If you are serious about wanting the best possible pet, you should want a conscientious breeder, the type that wants to know who you are and what your home is like before entrusting you with a kitten. That they are interested in this means that they want to make sure their kitten is right for you and that it has a good chance of working out. Being communicative with you before the sale means there is a better chance they will respond to you after the sale. If they gave you the third degree interviewing you, there's a good chance they also will want to hear from you afterwards, they will make sure that the kitten is settling in well, and be willing to offer advice with any integration issues you might have.

You should want a breeder that can answer the hundreds of questions you might have. That way you know exactly what you are getting, you can get information about the kitten's personality rather than try to guess from the picture(s) you are sent. That way you aren't making assumptions about how the kitten is raised, only to be disappointed by what you find out later. Not all breeders are super-chatty, and I don't mean you have to be BFFs with them, but a good amount of communication before you make your decision is a very sensible thing to insist on. I often hear how people rush to put a deposit on the kitten to make sure they get it, and then ask the questions or see the actual contract.

So how to write your first email to a breeder? Err on the side of verbosity if you need to. Tell them about your household and why you want a Savannah. Tell them what you are looking for in that Savannah, and if there is a range of generations etc that you would consider include that. It may take a bit to write, and there is no harm in cutting and pasting it in multiple emails to many breeders once you've gotten it all down. Make your timetable clear too, do you want a kitten NOW or are you willing to wait for the right kitten?

Be aware that if you send out an email that is openly addressed to a lot of breeders, most don't feel obliged to reply. They figure someone will, especially if they don't have any kittens available. I always try to respond (even to the ones that seem obvious scams), even if just to say I don't anticipate having the kitten for them anytime soon.

If you've obviously spent some time trying to communicate with that initial email, I in turn are more likely to put myself to the effort of working out who do I know that might have a kitten that is right for you, and directing you there. When you've included enough information to know what you want, then I can help you more easily.
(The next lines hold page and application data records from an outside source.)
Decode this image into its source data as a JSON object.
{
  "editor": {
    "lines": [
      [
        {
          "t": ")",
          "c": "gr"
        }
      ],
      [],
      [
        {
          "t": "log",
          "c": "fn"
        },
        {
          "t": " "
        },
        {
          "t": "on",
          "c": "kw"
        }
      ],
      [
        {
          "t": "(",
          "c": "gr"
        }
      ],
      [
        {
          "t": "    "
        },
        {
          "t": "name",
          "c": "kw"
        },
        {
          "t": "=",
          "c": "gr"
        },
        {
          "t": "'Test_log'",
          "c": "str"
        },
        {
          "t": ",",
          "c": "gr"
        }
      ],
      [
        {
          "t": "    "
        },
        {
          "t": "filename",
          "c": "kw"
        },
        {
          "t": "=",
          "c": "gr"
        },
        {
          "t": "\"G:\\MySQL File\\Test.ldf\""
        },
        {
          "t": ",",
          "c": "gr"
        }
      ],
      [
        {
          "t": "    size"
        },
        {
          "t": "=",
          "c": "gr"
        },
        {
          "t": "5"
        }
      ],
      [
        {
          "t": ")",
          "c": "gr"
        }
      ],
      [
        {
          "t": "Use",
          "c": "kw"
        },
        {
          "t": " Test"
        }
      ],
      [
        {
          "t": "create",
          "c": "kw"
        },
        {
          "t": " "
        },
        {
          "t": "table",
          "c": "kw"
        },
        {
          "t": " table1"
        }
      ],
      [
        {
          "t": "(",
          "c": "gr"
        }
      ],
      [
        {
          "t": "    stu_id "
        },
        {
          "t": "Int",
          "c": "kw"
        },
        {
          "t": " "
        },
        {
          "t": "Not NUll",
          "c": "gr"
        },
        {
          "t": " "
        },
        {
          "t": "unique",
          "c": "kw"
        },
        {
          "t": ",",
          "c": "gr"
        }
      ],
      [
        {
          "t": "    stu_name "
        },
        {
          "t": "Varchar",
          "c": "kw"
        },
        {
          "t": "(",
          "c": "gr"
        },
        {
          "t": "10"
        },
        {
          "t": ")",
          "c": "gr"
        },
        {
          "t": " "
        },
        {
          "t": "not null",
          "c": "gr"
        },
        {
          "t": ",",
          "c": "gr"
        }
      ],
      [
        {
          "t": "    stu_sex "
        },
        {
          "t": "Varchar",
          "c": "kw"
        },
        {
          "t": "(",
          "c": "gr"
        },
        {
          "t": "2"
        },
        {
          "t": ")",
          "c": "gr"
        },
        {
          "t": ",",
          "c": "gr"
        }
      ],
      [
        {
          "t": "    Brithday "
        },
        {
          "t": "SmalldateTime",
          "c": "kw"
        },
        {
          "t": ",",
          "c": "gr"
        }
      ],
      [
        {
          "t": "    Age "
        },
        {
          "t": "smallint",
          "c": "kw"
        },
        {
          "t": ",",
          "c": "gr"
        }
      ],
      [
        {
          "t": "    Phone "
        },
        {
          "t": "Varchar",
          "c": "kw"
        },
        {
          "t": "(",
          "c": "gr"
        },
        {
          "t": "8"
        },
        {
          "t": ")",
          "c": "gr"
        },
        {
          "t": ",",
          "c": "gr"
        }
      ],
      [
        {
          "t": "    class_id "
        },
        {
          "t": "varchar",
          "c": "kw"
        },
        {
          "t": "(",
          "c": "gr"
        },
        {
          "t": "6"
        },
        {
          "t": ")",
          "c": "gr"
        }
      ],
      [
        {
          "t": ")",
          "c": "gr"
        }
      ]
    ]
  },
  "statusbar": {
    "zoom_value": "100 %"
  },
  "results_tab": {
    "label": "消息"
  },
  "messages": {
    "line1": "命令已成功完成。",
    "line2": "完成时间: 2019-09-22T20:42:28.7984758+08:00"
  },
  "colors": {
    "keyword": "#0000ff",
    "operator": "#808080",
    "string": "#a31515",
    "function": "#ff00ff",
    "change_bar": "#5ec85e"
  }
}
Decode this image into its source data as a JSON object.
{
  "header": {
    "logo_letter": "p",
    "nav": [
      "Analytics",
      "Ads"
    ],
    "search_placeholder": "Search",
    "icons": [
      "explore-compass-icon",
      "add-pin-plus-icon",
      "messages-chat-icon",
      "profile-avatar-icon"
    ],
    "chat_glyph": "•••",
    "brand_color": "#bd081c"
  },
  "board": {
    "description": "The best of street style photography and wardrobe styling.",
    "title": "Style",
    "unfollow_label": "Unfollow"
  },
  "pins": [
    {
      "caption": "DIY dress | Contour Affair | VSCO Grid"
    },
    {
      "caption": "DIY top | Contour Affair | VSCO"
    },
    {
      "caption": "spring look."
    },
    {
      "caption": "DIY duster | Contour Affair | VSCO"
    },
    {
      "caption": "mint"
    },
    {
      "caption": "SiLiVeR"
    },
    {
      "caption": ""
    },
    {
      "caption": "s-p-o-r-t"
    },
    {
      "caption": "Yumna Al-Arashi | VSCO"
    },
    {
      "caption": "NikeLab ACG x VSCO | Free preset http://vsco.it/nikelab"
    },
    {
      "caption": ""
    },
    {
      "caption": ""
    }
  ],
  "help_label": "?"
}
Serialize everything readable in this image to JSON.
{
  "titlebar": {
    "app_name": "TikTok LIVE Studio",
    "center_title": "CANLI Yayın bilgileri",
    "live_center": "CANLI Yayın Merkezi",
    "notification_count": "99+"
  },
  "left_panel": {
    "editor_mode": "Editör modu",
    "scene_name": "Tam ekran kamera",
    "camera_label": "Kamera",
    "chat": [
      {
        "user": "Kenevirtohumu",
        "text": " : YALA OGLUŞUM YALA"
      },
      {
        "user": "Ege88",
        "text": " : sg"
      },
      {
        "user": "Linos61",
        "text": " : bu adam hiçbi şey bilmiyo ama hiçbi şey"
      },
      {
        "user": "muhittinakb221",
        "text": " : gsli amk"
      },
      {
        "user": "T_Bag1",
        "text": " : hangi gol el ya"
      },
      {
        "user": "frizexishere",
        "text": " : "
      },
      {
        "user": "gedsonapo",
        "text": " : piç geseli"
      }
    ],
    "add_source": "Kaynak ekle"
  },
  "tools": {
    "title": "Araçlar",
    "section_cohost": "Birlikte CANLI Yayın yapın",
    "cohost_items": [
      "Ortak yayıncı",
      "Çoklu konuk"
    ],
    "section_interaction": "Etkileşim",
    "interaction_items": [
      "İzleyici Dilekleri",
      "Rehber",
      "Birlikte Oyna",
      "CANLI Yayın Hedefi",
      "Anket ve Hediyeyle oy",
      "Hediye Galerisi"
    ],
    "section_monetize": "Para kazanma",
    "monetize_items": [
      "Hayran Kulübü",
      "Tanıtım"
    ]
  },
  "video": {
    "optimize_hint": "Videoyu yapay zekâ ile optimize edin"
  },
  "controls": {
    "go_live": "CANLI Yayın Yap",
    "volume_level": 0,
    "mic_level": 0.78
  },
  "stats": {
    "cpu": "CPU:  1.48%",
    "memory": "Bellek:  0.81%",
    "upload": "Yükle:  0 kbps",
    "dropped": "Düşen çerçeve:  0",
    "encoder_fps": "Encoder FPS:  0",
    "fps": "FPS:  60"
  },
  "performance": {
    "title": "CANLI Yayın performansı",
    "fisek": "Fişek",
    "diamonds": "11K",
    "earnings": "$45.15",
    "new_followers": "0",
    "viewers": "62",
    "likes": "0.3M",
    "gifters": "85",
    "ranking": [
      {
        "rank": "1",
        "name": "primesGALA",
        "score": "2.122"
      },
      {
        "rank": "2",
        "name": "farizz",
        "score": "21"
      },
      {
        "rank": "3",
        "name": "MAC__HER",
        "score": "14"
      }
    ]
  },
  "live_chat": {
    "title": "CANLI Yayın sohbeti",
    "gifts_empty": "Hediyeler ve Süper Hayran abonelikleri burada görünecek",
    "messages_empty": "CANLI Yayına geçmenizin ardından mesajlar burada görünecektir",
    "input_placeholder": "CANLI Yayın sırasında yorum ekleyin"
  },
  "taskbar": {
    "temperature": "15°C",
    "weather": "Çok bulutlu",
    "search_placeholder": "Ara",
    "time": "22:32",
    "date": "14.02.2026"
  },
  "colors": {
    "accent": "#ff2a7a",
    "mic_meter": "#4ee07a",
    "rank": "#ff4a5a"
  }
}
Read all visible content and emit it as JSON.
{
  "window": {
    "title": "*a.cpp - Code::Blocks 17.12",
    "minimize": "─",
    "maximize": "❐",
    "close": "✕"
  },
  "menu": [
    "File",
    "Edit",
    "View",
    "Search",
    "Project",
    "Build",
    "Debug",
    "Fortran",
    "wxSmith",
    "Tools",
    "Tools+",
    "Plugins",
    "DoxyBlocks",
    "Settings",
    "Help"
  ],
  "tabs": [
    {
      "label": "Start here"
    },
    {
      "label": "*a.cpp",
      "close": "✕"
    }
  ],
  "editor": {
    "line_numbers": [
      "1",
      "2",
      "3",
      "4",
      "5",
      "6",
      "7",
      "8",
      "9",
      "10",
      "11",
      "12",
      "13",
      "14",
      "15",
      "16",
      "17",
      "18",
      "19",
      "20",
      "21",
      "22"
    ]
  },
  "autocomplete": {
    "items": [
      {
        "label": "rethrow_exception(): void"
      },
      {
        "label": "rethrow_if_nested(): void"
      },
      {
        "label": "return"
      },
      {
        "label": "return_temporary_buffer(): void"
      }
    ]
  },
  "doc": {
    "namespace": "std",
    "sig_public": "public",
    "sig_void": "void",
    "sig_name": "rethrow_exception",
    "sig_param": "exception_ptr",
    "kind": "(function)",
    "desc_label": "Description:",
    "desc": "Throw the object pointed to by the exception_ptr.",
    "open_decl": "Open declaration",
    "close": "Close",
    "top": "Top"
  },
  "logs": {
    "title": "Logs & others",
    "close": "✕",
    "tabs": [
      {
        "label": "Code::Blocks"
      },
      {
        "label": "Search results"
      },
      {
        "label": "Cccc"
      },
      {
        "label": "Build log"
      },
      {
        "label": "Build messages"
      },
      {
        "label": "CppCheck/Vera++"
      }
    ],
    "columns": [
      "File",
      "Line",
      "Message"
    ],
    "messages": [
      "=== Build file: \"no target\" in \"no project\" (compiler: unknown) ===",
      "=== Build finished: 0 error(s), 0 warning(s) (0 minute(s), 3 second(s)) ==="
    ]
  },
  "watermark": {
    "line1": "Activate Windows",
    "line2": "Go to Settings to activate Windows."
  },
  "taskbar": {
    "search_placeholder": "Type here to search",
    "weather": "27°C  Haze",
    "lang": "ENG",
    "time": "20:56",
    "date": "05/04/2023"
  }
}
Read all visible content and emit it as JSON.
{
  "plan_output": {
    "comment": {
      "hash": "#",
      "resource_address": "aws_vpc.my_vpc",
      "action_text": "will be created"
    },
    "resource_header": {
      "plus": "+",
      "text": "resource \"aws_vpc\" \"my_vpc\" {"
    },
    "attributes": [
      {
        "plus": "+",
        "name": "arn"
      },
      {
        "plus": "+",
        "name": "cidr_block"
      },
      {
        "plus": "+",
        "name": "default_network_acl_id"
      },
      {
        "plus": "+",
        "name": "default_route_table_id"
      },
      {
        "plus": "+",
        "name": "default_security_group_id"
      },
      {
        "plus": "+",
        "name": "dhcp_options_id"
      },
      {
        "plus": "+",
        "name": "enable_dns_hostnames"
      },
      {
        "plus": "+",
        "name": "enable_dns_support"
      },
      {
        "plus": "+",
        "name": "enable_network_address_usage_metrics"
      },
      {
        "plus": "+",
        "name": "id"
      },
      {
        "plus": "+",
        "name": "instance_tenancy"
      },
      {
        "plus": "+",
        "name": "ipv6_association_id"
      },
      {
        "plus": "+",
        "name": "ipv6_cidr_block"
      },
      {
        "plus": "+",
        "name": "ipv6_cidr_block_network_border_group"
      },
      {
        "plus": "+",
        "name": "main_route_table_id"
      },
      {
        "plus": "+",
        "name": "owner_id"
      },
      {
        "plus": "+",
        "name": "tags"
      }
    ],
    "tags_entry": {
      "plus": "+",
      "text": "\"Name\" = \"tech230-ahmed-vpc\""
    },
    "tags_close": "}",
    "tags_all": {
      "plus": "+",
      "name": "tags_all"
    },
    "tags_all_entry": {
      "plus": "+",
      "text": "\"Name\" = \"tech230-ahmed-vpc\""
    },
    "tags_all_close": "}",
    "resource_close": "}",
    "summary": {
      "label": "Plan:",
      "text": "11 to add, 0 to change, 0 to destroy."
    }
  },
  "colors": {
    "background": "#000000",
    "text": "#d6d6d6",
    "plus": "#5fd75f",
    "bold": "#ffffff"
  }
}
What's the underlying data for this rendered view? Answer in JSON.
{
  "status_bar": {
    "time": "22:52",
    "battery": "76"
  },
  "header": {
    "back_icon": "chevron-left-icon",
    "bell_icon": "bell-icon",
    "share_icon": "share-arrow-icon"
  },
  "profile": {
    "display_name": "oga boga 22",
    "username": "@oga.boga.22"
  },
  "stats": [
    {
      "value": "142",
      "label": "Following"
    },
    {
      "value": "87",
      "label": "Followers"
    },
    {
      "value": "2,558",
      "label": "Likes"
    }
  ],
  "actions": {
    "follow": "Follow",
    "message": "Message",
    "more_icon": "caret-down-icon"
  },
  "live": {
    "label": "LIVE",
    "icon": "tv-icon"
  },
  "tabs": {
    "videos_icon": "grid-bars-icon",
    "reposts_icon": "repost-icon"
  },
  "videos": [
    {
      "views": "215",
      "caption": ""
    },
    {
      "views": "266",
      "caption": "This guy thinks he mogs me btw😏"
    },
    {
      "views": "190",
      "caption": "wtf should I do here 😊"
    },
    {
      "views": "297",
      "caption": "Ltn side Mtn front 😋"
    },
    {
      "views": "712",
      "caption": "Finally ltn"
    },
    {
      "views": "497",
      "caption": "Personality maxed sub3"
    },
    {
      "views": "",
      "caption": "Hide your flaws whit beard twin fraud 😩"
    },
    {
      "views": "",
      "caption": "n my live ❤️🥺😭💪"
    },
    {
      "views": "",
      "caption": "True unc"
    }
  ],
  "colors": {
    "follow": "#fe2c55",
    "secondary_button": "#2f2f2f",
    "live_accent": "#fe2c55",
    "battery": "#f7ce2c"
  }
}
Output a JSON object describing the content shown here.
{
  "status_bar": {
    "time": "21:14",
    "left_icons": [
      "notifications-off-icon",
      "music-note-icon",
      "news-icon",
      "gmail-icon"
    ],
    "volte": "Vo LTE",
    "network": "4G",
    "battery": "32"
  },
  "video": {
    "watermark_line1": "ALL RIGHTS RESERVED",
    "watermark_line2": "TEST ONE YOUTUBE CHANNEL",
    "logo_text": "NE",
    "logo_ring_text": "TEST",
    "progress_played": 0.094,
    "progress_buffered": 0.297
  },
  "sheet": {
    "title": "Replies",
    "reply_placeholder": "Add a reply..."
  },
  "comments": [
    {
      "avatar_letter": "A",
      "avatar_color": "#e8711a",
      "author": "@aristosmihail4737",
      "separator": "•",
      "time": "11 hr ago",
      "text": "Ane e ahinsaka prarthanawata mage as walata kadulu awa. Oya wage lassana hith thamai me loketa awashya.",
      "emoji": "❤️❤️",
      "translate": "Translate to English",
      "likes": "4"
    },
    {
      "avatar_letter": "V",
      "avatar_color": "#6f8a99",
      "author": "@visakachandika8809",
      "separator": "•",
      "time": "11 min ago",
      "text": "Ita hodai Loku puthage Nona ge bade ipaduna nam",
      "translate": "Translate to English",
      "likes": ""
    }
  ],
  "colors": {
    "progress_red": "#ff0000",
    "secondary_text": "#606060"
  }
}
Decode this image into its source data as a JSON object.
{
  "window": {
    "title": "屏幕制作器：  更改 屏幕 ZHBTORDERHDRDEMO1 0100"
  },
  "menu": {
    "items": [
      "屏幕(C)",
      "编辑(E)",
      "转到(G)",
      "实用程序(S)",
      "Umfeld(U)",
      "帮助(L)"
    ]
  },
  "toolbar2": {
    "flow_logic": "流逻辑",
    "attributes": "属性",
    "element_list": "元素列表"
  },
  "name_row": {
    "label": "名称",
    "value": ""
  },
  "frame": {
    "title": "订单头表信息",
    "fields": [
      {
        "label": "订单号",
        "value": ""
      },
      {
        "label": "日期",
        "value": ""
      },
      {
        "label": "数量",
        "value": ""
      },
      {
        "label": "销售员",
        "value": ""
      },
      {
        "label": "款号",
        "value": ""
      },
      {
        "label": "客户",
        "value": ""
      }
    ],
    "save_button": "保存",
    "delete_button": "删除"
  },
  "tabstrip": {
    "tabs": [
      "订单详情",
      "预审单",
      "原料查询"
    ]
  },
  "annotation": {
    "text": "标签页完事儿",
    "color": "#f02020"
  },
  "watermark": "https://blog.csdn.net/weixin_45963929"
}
And many of us breeders like to help and are happy to recommend each other, this is not simply a "business" for us, it is a hobby and we are a friendly community rather than direct competitors.

What about phone calls? It's great if the breeder picks up the phone, they may even have time to chat...but for me, I often screen my calls simply because I don't have an hour right then to sit and talk to someone. Emails can sit until later in the evening or when I have a moment to type some of a reply and go back to it later. Emails are often more convenient for both sides of the equation, because you don't have to choose a polite time in the breeder's timezone either! Nor worry if you will wake them up, disturb their dinner etc.  And if someone leaves me a voice mail saying they are calling to see if I have any kittens, I often don't pick up the phone to call them back just to say "no, I don't". So if you leave a number of voice mails for breeders and don't hear back, the likelihood is that they don't have any available.